Even if you don’t live in New York City, you know that the subway has its own reputation. Between performers on the platforms and the weirdos encountered on a day-to-day basis, there’s a lot to say about the subway system in New York.
But Hannah La Follette Ryan, a 28-year-old nanny and hobby photographer originally from Massachusetts, hones in on a very specific part of the New York subway -- people’s hands. Her Instagram account, Subway Hands, is a collection of close up photographs of hands on the subway, and there’s a pretty broad variety of what the hands are doing.
Between holding a book, scrolling through a phone and having something to eat, Ryan captures life on the NYC subway, and while that doesn’t necessarily sound enticing -- or even very exciting -- it’s actually somewhat fascinating.
Ryan never includes faces or any real distinguishing features of the people she’s photographing, so you’re left to wonder who is behind the hands and what their story is: whether the two clasped hands is a couple or a mother and daughter, for example.
“Trying to capture NYC in one frame or one drawing is like holding water -- it slips through your fingers,” Ryan told Vice. “I like the idea that maybe one day you could make a mosaic of my photos and get a larger and more complete image of New York.”
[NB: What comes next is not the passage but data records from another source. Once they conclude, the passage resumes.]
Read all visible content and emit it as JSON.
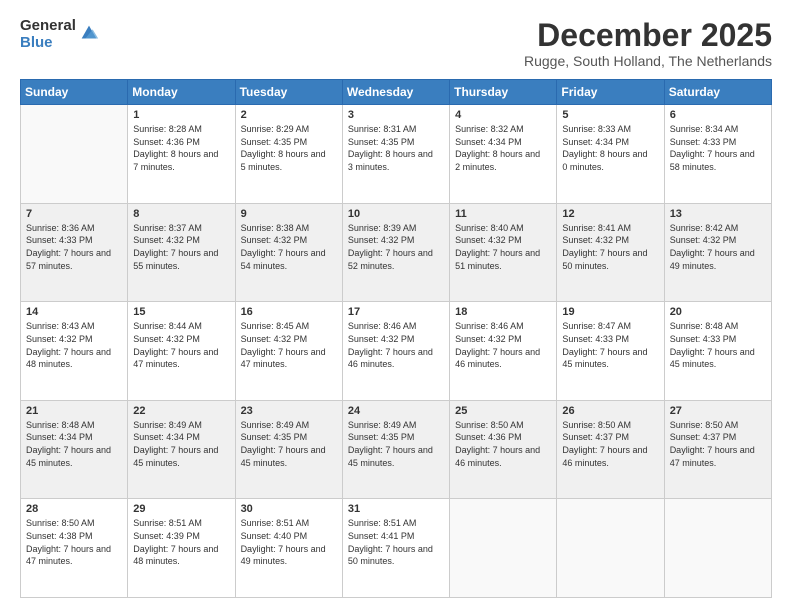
{
  "logo": {
    "general": "General",
    "blue": "Blue"
  },
  "header": {
    "month": "December 2025",
    "location": "Rugge, South Holland, The Netherlands"
  },
  "days_of_week": [
    "Sunday",
    "Monday",
    "Tuesday",
    "Wednesday",
    "Thursday",
    "Friday",
    "Saturday"
  ],
  "weeks": [
    [
      {
        "day": "",
        "sunrise": "",
        "sunset": "",
        "daylight": ""
      },
      {
        "day": "1",
        "sunrise": "Sunrise: 8:28 AM",
        "sunset": "Sunset: 4:36 PM",
        "daylight": "Daylight: 8 hours and 7 minutes."
      },
      {
        "day": "2",
        "sunrise": "Sunrise: 8:29 AM",
        "sunset": "Sunset: 4:35 PM",
        "daylight": "Daylight: 8 hours and 5 minutes."
      },
      {
        "day": "3",
        "sunrise": "Sunrise: 8:31 AM",
        "sunset": "Sunset: 4:35 PM",
        "daylight": "Daylight: 8 hours and 3 minutes."
      },
      {
        "day": "4",
        "sunrise": "Sunrise: 8:32 AM",
        "sunset": "Sunset: 4:34 PM",
        "daylight": "Daylight: 8 hours and 2 minutes."
      },
      {
        "day": "5",
        "sunrise": "Sunrise: 8:33 AM",
        "sunset": "Sunset: 4:34 PM",
        "daylight": "Daylight: 8 hours and 0 minutes."
      },
      {
        "day": "6",
        "sunrise": "Sunrise: 8:34 AM",
        "sunset": "Sunset: 4:33 PM",
        "daylight": "Daylight: 7 hours and 58 minutes."
      }
    ],
    [
      {
        "day": "7",
        "sunrise": "Sunrise: 8:36 AM",
        "sunset": "Sunset: 4:33 PM",
        "daylight": "Daylight: 7 hours and 57 minutes."
      },
      {
        "day": "8",
        "sunrise": "Sunrise: 8:37 AM",
        "sunset": "Sunset: 4:32 PM",
        "daylight": "Daylight: 7 hours and 55 minutes."
      },
      {
        "day": "9",
        "sunrise": "Sunrise: 8:38 AM",
        "sunset": "Sunset: 4:32 PM",
        "daylight": "Daylight: 7 hours and 54 minutes."
      },
      {
        "day": "10",
        "sunrise": "Sunrise: 8:39 AM",
        "sunset": "Sunset: 4:32 PM",
        "daylight": "Daylight: 7 hours and 52 minutes."
      },
      {
        "day": "11",
        "sunrise": "Sunrise: 8:40 AM",
        "sunset": "Sunset: 4:32 PM",
        "daylight": "Daylight: 7 hours and 51 minutes."
      },
      {
        "day": "12",
        "sunrise": "Sunrise: 8:41 AM",
        "sunset": "Sunset: 4:32 PM",
        "daylight": "Daylight: 7 hours and 50 minutes."
      },
      {
        "day": "13",
        "sunrise": "Sunrise: 8:42 AM",
        "sunset": "Sunset: 4:32 PM",
        "daylight": "Daylight: 7 hours and 49 minutes."
      }
    ],
    [
      {
        "day": "14",
        "sunrise": "Sunrise: 8:43 AM",
        "sunset": "Sunset: 4:32 PM",
        "daylight": "Daylight: 7 hours and 48 minutes."
      },
      {
        "day": "15",
        "sunrise": "Sunrise: 8:44 AM",
        "sunset": "Sunset: 4:32 PM",
        "daylight": "Daylight: 7 hours and 47 minutes."
      },
      {
        "day": "16",
        "sunrise": "Sunrise: 8:45 AM",
        "sunset": "Sunset: 4:32 PM",
        "daylight": "Daylight: 7 hours and 47 minutes."
      },
      {
        "day": "17",
        "sunrise": "Sunrise: 8:46 AM",
        "sunset": "Sunset: 4:32 PM",
        "daylight": "Daylight: 7 hours and 46 minutes."
      },
      {
        "day": "18",
        "sunrise": "Sunrise: 8:46 AM",
        "sunset": "Sunset: 4:32 PM",
        "daylight": "Daylight: 7 hours and 46 minutes."
      },
      {
        "day": "19",
        "sunrise": "Sunrise: 8:47 AM",
        "sunset": "Sunset: 4:33 PM",
        "daylight": "Daylight: 7 hours and 45 minutes."
      },
      {
        "day": "20",
        "sunrise": "Sunrise: 8:48 AM",
        "sunset": "Sunset: 4:33 PM",
        "daylight": "Daylight: 7 hours and 45 minutes."
      }
    ],
    [
      {
        "day": "21",
        "sunrise": "Sunrise: 8:48 AM",
        "sunset": "Sunset: 4:34 PM",
        "daylight": "Daylight: 7 hours and 45 minutes."
      },
      {
        "day": "22",
        "sunrise": "Sunrise: 8:49 AM",
        "sunset": "Sunset: 4:34 PM",
        "daylight": "Daylight: 7 hours and 45 minutes."
      },
      {
        "day": "23",
        "sunrise": "Sunrise: 8:49 AM",
        "sunset": "Sunset: 4:35 PM",
        "daylight": "Daylight: 7 hours and 45 minutes."
      },
      {
        "day": "24",
        "sunrise": "Sunrise: 8:49 AM",
        "sunset": "Sunset: 4:35 PM",
        "daylight": "Daylight: 7 hours and 45 minutes."
      },
      {
        "day": "25",
        "sunrise": "Sunrise: 8:50 AM",
        "sunset": "Sunset: 4:36 PM",
        "daylight": "Daylight: 7 hours and 46 minutes."
      },
      {
        "day": "26",
        "sunrise": "Sunrise: 8:50 AM",
        "sunset": "Sunset: 4:37 PM",
        "daylight": "Daylight: 7 hours and 46 minutes."
      },
      {
        "day": "27",
        "sunrise": "Sunrise: 8:50 AM",
        "sunset": "Sunset: 4:37 PM",
        "daylight": "Daylight: 7 hours and 47 minutes."
      }
    ],
    [
      {
        "day": "28",
        "sunrise": "Sunrise: 8:50 AM",
        "sunset": "Sunset: 4:38 PM",
        "daylight": "Daylight: 7 hours and 47 minutes."
      },
      {
        "day": "29",
        "sunrise": "Sunrise: 8:51 AM",
        "sunset": "Sunset: 4:39 PM",
        "daylight": "Daylight: 7 hours and 48 minutes."
      },
      {
        "day": "30",
        "sunrise": "Sunrise: 8:51 AM",
        "sunset": "Sunset: 4:40 PM",
        "daylight": "Daylight: 7 hours and 49 minutes."
      },
      {
        "day": "31",
        "sunrise": "Sunrise: 8:51 AM",
        "sunset": "Sunset: 4:41 PM",
        "daylight": "Daylight: 7 hours and 50 minutes."
      },
      {
        "day": "",
        "sunrise": "",
        "sunset": "",
        "daylight": ""
      },
      {
        "day": "",
        "sunrise": "",
        "sunset": "",
        "daylight": ""
      },
      {
        "day": "",
        "sunrise": "",
        "sunset": "",
        "daylight": ""
      }
    ]
  ]
}
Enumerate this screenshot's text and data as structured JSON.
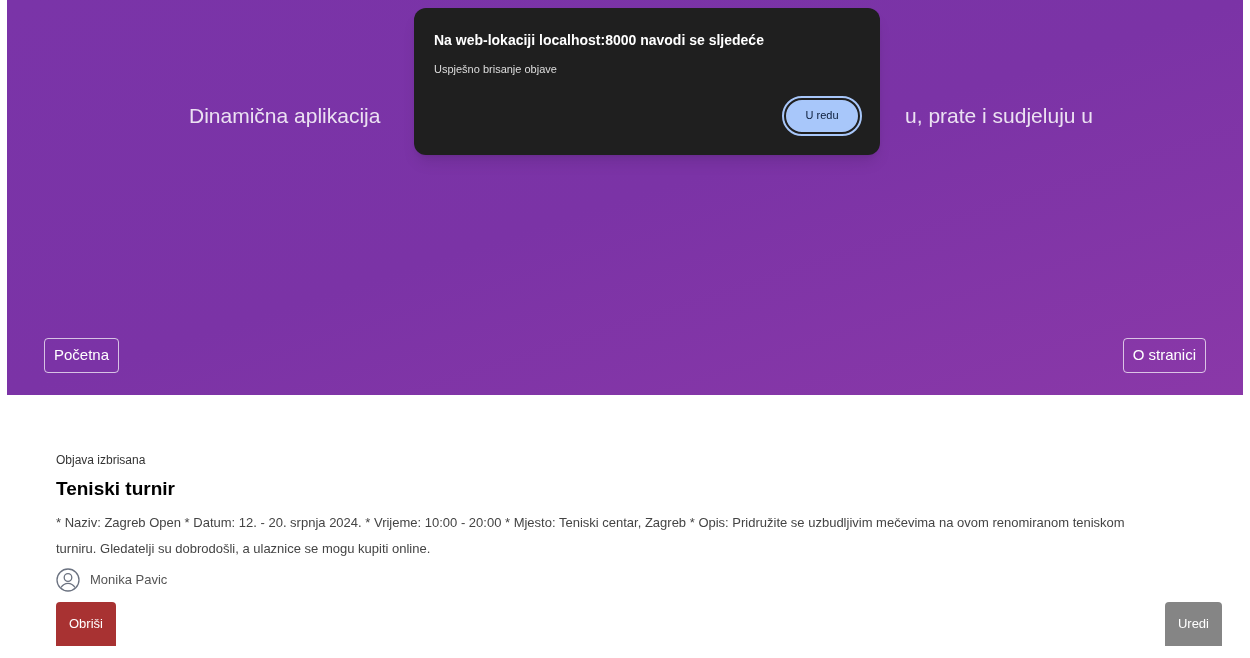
{
  "header": {
    "tagline_left": "Dinamična aplikacija",
    "tagline_right": "u, prate i sudjeluju u",
    "nav": [
      {
        "label": "Početna"
      },
      {
        "label": "O stranici"
      }
    ]
  },
  "dialog": {
    "title": "Na web-lokaciji localhost:8000 navodi se sljedeće",
    "message": "Uspješno brisanje objave",
    "button": "U redu"
  },
  "post": {
    "status": "Objava izbrisana",
    "title": "Teniski turnir",
    "body": "* Naziv: Zagreb Open * Datum: 12. - 20. srpnja 2024. * Vrijeme: 10:00 - 20:00 * Mjesto: Teniski centar, Zagreb * Opis: Pridružite se uzbudljivim mečevima na ovom renomiranom teniskom turniru. Gledatelji su dobrodošli, a ulaznice se mogu kupiti online.",
    "author": "Monika Pavic",
    "actions": [
      {
        "kind": "delete",
        "label": "Obriši"
      },
      {
        "kind": "edit",
        "label": "Uredi"
      }
    ]
  }
}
The photos have been collected over three years of Ryan’s daily commute on the subway system -- TBH, maybe I’ll start an account for Boston’s transit system to make my own commutes more interesting. It’s definitely taught Ryan a lot about human nature.
“When I’m loitering to take a photo and accidentally catch someone’s eye, the first thing they do is reposition their hands,” she said.
The New York Times interpreted Ryan’s photos in a more specific way, focusing on how just a photograph of someone’s hands can convey love. Though the subway system is decidedly not the most romantic place, Ryan’s ability to find those little pockets of affection is sweet.
“I was amazed by all the tenderness I witnessed,” she told the Times. “Arms draped over shoulders, legs across laps, fingers interlaced.”
Whatever you say about the subway, Ryan’s work is shining another light on all the regular people like us who ride it.